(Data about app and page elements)
◆ ◆ ◆ ◆

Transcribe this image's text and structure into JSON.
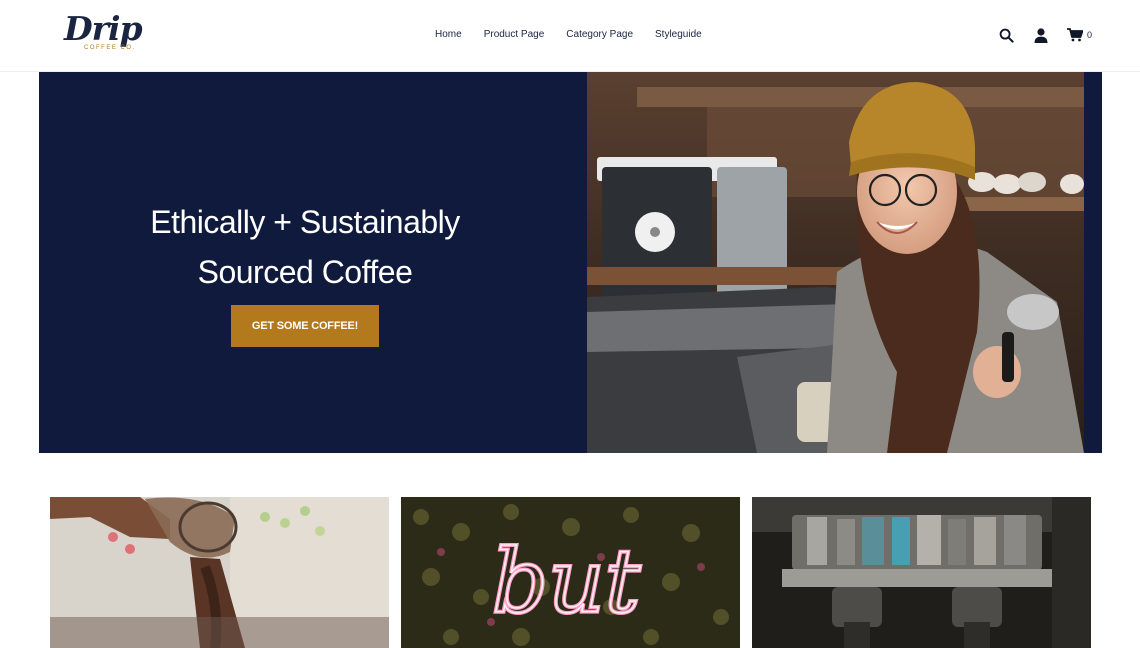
{
  "brand": {
    "name": "Drip",
    "sub": "COFFEE CO.",
    "colors": {
      "navy": "#0f1a3c",
      "accent": "#b27a1c",
      "text": "#1b2440"
    }
  },
  "nav": {
    "links": [
      "Home",
      "Product Page",
      "Category Page",
      "Styleguide"
    ]
  },
  "tools": {
    "search_icon": "search-icon",
    "account_icon": "user-icon",
    "cart_icon": "cart-icon",
    "cart_count": "0"
  },
  "hero": {
    "title_line1": "Ethically + Sustainably",
    "title_line2": "Sourced Coffee",
    "cta_label": "GET SOME COFFEE!",
    "image": "barista-smiling-photo"
  },
  "cards": [
    {
      "image": "coffee-grounds-pouring-photo"
    },
    {
      "image": "neon-but-sign-photo",
      "neon_text": "but"
    },
    {
      "image": "espresso-machine-photo"
    }
  ]
}
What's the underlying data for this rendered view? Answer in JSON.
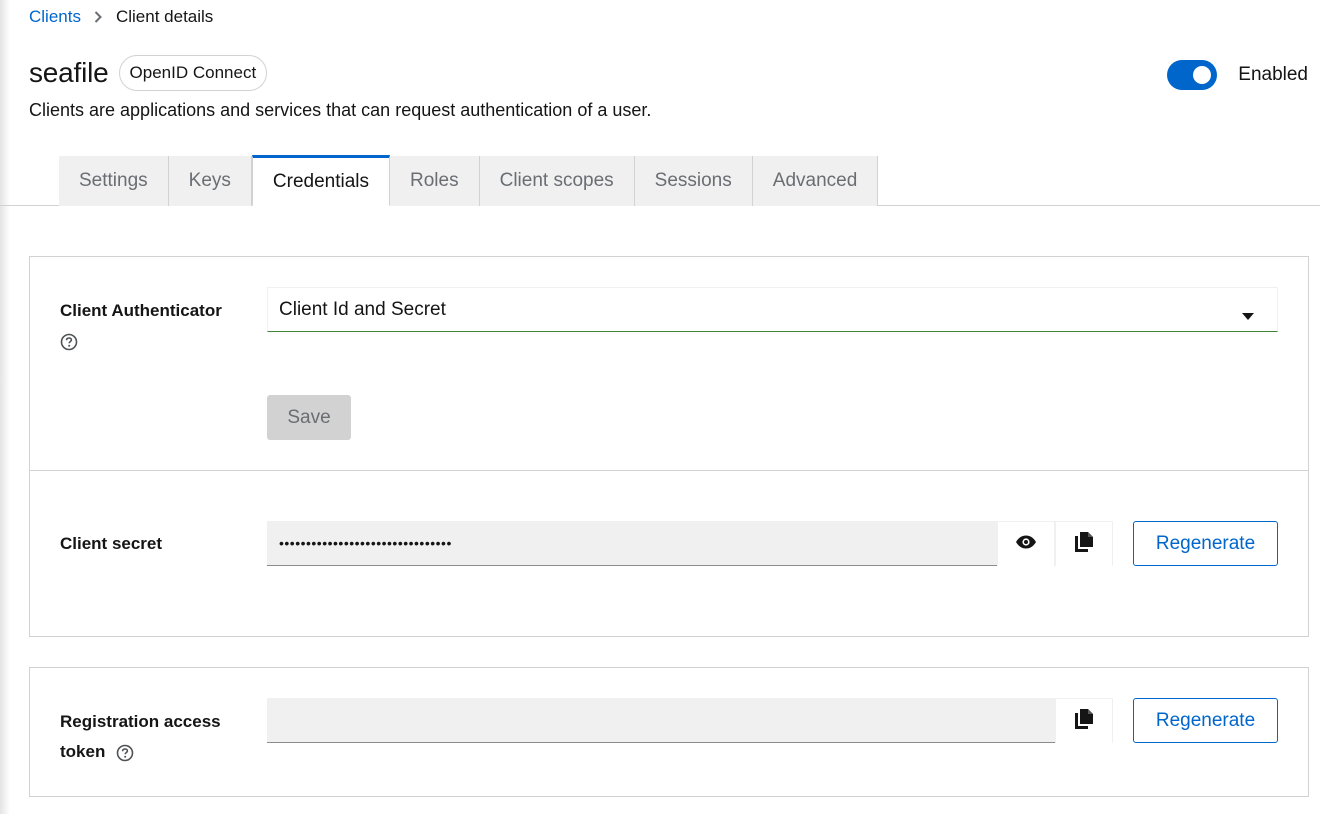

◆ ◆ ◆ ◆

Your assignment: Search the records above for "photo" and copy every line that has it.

Problem solution:
    "image": "barista-smiling-photo"
      "image": "coffee-grounds-pouring-photo"
      "image": "neon-but-sign-photo",
      "image": "espresso-machine-photo"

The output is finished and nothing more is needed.